The eleven tracks from the two performances recorded in Europe in 1963 on Swiss and German television respectively, show off not only Cannonball's skill, but his entire sextet's as well. With Cannonball's brother Nat on cornet, Joe Zawinul on piano, Sam Jones and Louis Hayes on bass and drums respectively, and the amazing multi-instrumentalist Yusef Lateef playing tenor saxophone, flute, and oboe, watching them makes you wonder how they could have slipped under so many people's radar. They can handle anything thrown at them from hard be-bop to slow ballad type numbers, without skipping a beat or dropping the level of their intensity.
I have to confess that although I've know of Cannonball for years, it was only from the later stages of his career – specifically the Country Preacher – Live At The Breadbasket album he recorded with Jesse Jackson. None of those recordings had prepared me for what was in store on this disc, for the two concerts are examples of what I would call the pinnacle of jazz musicianship for that era. The liner notes give extensive details about each of the songs, but to be honest that sort of technical analysis of jazz is lost on me. I'm just not familiar enough with the terminology or jargon for it to be of much use. I rely on my emotional responses to what I'm hearing to guide me, and it was those that led me to the conclusion I reached above.

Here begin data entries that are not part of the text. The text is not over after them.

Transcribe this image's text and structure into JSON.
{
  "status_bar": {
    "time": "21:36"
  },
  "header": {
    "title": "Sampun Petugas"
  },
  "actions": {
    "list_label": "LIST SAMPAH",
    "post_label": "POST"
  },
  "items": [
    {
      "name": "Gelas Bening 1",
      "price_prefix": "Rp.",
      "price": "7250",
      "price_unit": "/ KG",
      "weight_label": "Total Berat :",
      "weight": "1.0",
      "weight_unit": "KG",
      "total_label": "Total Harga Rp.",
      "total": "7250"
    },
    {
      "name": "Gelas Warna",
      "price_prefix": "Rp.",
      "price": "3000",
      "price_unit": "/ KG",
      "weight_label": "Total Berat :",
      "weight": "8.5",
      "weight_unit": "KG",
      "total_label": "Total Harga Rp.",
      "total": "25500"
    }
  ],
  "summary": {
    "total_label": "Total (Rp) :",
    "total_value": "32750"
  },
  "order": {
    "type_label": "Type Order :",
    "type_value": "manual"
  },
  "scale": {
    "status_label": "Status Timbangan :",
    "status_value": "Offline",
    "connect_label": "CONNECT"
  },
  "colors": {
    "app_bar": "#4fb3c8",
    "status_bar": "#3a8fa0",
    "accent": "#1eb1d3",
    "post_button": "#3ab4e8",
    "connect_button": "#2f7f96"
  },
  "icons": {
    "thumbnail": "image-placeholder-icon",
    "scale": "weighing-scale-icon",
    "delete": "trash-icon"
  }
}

While for others it might be another track, for me the track in particular that hooked me was the second one on the disc, "Angel Eyes". While a reprise of the opening track, "Jessica's Day", in the second concert near the end of the disc, was good jazz, there was nothing about it to set it apart from any other well played jazz song. There was something about "Angel Eyes" that contained a spark of genius that took it into another realm. Maybe it was because it wasn't played with the usual vigor one associates with jazz of the early sixties, for it is a ballad, that made it stand out, or maybe it was just the sweetness of the playing.

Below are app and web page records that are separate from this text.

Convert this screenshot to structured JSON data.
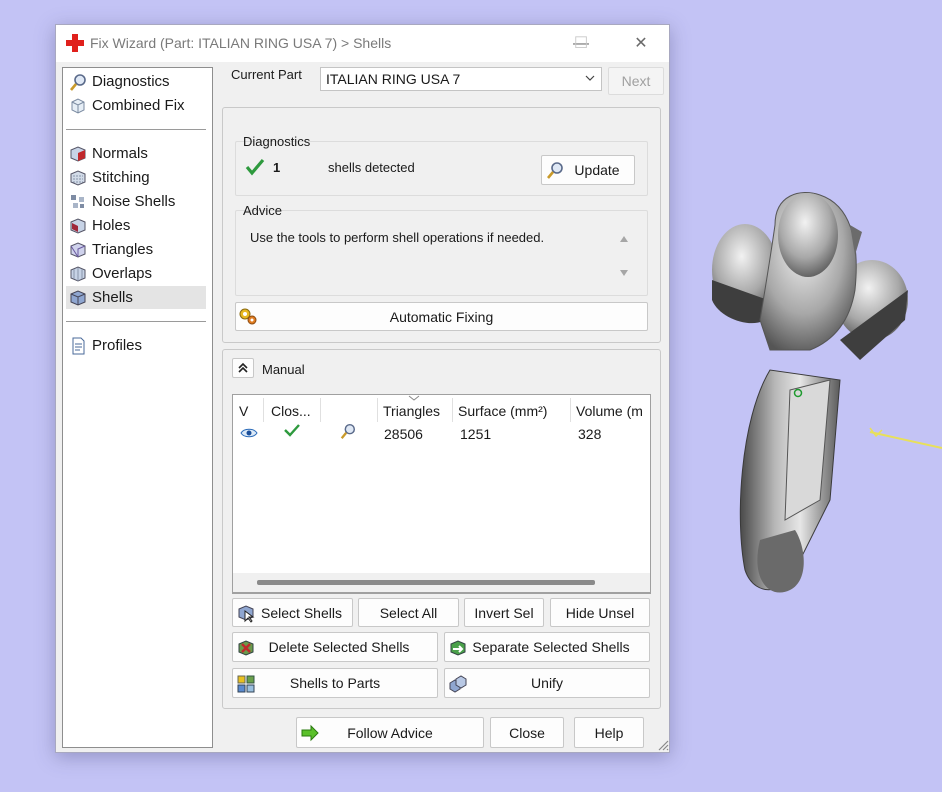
{
  "window": {
    "title": "Fix Wizard (Part: ITALIAN RING USA 7) > Shells",
    "minimize": "—",
    "maximize": "☐",
    "close": "✕"
  },
  "nav": {
    "top_items": [
      {
        "label": "Diagnostics",
        "icon": "magnifier-icon"
      },
      {
        "label": "Combined Fix",
        "icon": "cube-icon"
      }
    ],
    "fix_items": [
      {
        "label": "Normals",
        "icon": "normals-cube-icon"
      },
      {
        "label": "Stitching",
        "icon": "stitching-cube-icon"
      },
      {
        "label": "Noise Shells",
        "icon": "noise-shells-icon"
      },
      {
        "label": "Holes",
        "icon": "holes-cube-icon"
      },
      {
        "label": "Triangles",
        "icon": "triangles-cube-icon"
      },
      {
        "label": "Overlaps",
        "icon": "overlaps-cube-icon"
      },
      {
        "label": "Shells",
        "icon": "shells-cube-icon",
        "selected": true
      }
    ],
    "bottom_items": [
      {
        "label": "Profiles",
        "icon": "document-icon"
      }
    ]
  },
  "current_part": {
    "label": "Current Part",
    "value": "ITALIAN RING USA 7",
    "next": "Next"
  },
  "diagnostics": {
    "label": "Diagnostics",
    "count": "1",
    "message": "shells detected",
    "update": "Update"
  },
  "advice": {
    "label": "Advice",
    "text": "Use the tools to perform shell operations if needed."
  },
  "automatic_fixing": "Automatic Fixing",
  "manual": {
    "label": "Manual",
    "columns": [
      "V",
      "Clos...",
      "",
      "Triangles",
      "Surface (mm²)",
      "Volume (m"
    ],
    "rows": [
      {
        "triangles": "28506",
        "surface": "1251",
        "volume": "328"
      }
    ]
  },
  "buttons": {
    "select_shells": "Select Shells",
    "select_all": "Select All",
    "invert_sel": "Invert Sel",
    "hide_unsel": "Hide Unsel",
    "delete_selected": "Delete Selected Shells",
    "separate_selected": "Separate Selected Shells",
    "shells_to_parts": "Shells to Parts",
    "unify": "Unify",
    "follow_advice": "Follow Advice",
    "close": "Close",
    "help": "Help"
  },
  "colors": {
    "viewport_bg": "#c3c3f5",
    "check_green": "#2e9a3e",
    "app_red": "#e0201c"
  }
}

Of course it didn't hurt that for this track Yusef Lateef was playing flute. I have to confess that I'm a sucker for jazz flutists, and Yusef's playing is as good as any other that I've heard from Eric Dolphy to Michelle Black. Not only can he make it soar with the best of them, he has a mellowness of touch that astounded me. It's very easy for a flute to become shrill, but the tone Mr. Lateef was able to produce was reminiscent of a bass flute. Perhaps it's his experience playing a variety of woodwind instruments that stood him in such good stead, but I've never heard the quality of breath control that he displayed from another flutist before.

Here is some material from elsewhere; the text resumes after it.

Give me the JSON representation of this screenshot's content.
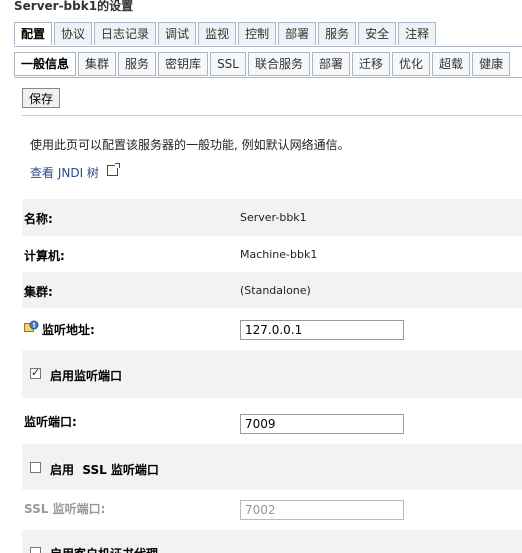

I think it says a lot about the nature of Cannonball Adderley that he was willing to surrender the lead to another player so early on in the set. That implied, to me, that what was in the best interests of the music took precedence over everything else, even if it meant his time in the spotlight was reduced. Certainly he had his share of moments in the spotlight during the course of the disc, but it always seemed that was the case only because it was what was expected of him as the alto saxophone player in the ensemble, not because he was Cannonball Adderley.
Cannonball Adderley: Live In '63 is a wonderful opportunity for those of you familiar with the better known names in jazz to begin to broaden your horizons to include this multi-talented musician. Be amazed at his virtuosity and wonder at the breadth of his understanding of music. Yet, perhaps, most of all, wonder why you may not have heard him play before, because he's just too good to have been missed for so long.